Facebook may finally be putting to rest years of reports suggesting the company might make its own smartphone. On Thursday, Facebook invited members of the press to attend a media event at its Silicon Valley headquarters. The invite said, "Come see our new home on Android."
One of the more prominent reports about Facebook's smartphone ambitions over the years is that the company would base its own device on Google's Android operating system. The invitation more or less confirms Facebook's interest in Android, but don't be fooled into thinking Facebook is going to make its own phone. (CEO Mark Zuckerberg has denied Facebook's interest in hardware time and again.)
I can see the benefit of a tighter integration of FB apps with Android. Making a FB smartphone may not bring out a lot of value. One key aspects of smartphone is freedom of installing apps that will expand the "potential" of the device. Will FB bring out a game changer device (tablet or smartphone) if they indeed go for it? What kind of device will be really a game changer like when iPhone was launched?

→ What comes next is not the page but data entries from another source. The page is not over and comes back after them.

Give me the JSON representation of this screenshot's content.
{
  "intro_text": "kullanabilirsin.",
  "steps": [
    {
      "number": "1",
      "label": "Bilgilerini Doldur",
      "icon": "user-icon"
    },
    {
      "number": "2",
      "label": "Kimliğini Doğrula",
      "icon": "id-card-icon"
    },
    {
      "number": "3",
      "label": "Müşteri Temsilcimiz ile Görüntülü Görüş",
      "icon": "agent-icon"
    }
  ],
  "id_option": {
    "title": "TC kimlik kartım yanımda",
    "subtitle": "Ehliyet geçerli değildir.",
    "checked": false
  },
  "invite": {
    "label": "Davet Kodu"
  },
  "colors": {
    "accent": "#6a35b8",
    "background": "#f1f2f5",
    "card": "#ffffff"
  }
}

David Patterson, known for his pioneering research that led to RAID, clusters and more, is part of a team at UC Berkeley that recently made its RISC-V processor architecture an open source hardware offering. We talk with Patterson and one of his colleagues behind the effort about the opportunities they see, what new kinds of designs they hope to enable and what it means for today’s commercial processor giants such as Intel, ARM and Imagination Technologies.